Top 5 guest spots
1 David Suchet’s Landlord was as perfectly written a character as befits one of our more superior actors
2 Regular readers will know I’m a big fan of Kieran Bew and his astronaut in Oxygen was no exception
3 Nicholas Burns‘ malevolent Sutcliffe was a delightfully Dickensian villain 
4 Another theatrical delight of mine is Anthony Calf, impressive as the pseudo-Victorian Godsacre
5 Rebecca Benson’s young Pict impressively led The Eaters of Light from the front, a perfect vessel for Rona Munro’s vision

Saddest death
Michelle Gomez’s Missy has been a brilliant breath of fresh air and whilst her decision to follow Moffat and Capaldi out the door is understandable, it isn’t any less disappointing. And perhaps the timey-wimeyness of the circumstances around her passing mean that maybe this isn’t the last we see of her…

Most wasted guest actor
I don’t what I expected from the reliably excellent Samantha Spiro in Doctor Who but I didn’t get it from her part in The Doctor Falls.

Gay agenda rating
With Bill onboard, A+!

TV Review: Fearless Episode 1

“You let a terrorist’s wife live in your home and you set a murderer free”

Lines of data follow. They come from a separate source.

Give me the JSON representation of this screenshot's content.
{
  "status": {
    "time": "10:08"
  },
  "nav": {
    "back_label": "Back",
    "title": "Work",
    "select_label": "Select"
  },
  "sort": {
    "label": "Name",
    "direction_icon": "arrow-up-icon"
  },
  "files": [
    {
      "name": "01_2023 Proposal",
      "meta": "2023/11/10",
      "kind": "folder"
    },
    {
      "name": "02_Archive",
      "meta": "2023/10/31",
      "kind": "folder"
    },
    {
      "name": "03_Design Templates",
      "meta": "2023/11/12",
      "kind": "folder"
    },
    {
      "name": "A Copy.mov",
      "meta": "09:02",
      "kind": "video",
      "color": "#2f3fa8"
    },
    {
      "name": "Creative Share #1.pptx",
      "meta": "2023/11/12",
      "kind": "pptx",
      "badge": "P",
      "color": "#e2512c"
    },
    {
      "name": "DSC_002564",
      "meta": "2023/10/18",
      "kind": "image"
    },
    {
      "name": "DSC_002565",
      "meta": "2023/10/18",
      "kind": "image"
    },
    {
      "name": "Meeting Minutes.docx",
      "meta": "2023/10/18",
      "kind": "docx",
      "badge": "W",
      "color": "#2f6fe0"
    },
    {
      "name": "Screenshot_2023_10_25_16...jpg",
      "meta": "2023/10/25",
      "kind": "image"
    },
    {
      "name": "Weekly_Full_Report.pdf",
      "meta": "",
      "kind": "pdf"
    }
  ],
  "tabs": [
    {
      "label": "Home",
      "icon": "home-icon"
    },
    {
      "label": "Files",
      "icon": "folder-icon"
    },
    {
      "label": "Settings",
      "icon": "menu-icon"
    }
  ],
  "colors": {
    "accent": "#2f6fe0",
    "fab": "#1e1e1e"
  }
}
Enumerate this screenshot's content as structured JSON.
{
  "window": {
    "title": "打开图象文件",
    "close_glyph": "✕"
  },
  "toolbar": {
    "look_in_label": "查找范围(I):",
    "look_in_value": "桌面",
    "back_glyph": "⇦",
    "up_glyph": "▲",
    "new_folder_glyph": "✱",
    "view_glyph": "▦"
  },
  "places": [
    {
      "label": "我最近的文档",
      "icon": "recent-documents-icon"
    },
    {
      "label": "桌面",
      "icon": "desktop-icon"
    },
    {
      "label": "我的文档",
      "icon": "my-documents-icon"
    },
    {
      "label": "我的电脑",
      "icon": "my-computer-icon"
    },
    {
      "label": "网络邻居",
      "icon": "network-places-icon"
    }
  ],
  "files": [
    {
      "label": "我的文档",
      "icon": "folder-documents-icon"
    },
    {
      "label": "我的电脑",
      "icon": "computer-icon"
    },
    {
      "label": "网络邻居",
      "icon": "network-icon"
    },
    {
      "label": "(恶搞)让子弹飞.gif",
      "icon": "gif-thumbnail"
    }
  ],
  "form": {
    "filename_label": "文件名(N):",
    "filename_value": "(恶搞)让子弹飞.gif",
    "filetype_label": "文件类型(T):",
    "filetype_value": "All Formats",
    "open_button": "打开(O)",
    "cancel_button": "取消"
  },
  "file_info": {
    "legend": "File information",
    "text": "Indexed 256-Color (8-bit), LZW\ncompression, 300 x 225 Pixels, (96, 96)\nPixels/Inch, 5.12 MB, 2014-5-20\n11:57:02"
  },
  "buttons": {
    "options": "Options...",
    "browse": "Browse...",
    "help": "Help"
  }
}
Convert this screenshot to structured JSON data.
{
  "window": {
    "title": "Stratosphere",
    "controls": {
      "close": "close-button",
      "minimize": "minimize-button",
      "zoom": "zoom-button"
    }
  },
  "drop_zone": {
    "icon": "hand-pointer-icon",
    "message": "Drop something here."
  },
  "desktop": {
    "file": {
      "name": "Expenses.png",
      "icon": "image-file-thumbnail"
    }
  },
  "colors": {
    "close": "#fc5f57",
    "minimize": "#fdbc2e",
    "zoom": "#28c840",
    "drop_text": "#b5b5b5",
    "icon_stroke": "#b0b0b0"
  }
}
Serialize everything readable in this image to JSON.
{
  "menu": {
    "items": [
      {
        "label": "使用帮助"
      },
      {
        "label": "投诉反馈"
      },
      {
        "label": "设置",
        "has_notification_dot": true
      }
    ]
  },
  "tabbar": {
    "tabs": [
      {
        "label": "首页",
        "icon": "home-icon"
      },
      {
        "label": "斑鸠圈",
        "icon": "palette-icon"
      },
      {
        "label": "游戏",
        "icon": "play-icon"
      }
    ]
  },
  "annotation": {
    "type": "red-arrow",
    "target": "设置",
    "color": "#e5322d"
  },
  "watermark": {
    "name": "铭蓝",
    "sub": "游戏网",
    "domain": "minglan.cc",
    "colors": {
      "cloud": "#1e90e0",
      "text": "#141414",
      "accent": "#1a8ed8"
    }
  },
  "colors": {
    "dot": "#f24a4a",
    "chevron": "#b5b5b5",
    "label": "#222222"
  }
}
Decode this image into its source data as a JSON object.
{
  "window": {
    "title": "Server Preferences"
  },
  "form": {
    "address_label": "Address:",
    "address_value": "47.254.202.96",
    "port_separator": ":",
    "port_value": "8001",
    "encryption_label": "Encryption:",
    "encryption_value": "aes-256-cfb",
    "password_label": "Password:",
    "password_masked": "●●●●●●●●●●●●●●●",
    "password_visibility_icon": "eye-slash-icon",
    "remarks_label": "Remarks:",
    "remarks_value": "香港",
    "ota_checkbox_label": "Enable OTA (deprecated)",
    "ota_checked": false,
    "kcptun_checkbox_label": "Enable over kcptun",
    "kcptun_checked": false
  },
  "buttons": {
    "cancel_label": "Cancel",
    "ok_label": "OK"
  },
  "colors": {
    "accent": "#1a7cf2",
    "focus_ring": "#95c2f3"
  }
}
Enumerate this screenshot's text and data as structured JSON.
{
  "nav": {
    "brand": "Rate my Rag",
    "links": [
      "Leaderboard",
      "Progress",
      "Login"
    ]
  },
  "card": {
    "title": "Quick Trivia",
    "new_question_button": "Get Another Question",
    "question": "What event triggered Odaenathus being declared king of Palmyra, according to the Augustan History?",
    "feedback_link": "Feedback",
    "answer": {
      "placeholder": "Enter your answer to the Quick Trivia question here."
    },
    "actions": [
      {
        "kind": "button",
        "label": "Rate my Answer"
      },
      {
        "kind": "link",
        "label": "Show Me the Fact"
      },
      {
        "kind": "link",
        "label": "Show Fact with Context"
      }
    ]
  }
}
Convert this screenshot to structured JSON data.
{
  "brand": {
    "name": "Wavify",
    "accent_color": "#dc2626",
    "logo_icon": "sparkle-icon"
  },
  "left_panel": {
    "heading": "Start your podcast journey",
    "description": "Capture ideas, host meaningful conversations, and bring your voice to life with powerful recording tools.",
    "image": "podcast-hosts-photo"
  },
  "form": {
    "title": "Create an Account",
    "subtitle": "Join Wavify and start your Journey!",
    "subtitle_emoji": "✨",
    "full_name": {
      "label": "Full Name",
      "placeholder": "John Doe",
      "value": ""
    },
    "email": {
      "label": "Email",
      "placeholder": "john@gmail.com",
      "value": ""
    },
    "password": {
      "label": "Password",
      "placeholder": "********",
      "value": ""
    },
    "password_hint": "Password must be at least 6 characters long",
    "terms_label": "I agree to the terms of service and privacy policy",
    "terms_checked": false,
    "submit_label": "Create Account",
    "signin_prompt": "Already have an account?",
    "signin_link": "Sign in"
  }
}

Fearless is a new six-part drama on ITV and whilst some people might be excited by the fact that it is written by one of the writers of Homeland (Patrick Harbinson), all right-thinking people will of course be psyched that it is giving Helen McCrory a stonking leading role. She plays human rights lawyer Emma Banville who is utterly unafraid to butt heads with the world as she investigates miscarriages of justice.
Her latest case draws her into the orbit of Kevin Russell (definite fave Sam Swainsbury) whose conviction for murder looks to be a little iffy. With perhaps a little too much ease, she finds it unsafe and secures a retrial but looks set to have opened up quite the can of national security-flavoured worms as a serious-looking transatlantic phone call on a secure line seems to suggest that there is much more to this than meets the eye.
And since we’re in brilliantly densely-plotted territory, Emma is also:
  • haunted by her past
  • adopting a child
  • sheltering a Syrian mother and child in her house
  • being surveilled by counter-terrorism forces
so there’s a lot to keep up with and a hundred ways in which it could all play out and it all feels marvellously unlike ITV (which is, granted, unfair as they also aired the brilliant Unforgotten). And boasting the likes of Michael Gambon, Wunmi Mosaku and Jemima Rooper in the supporting cast, it looks set to be a must-see bit of television, although I wouldn’t put it past them to have made it just a little frustrating in the vastness of its scope too.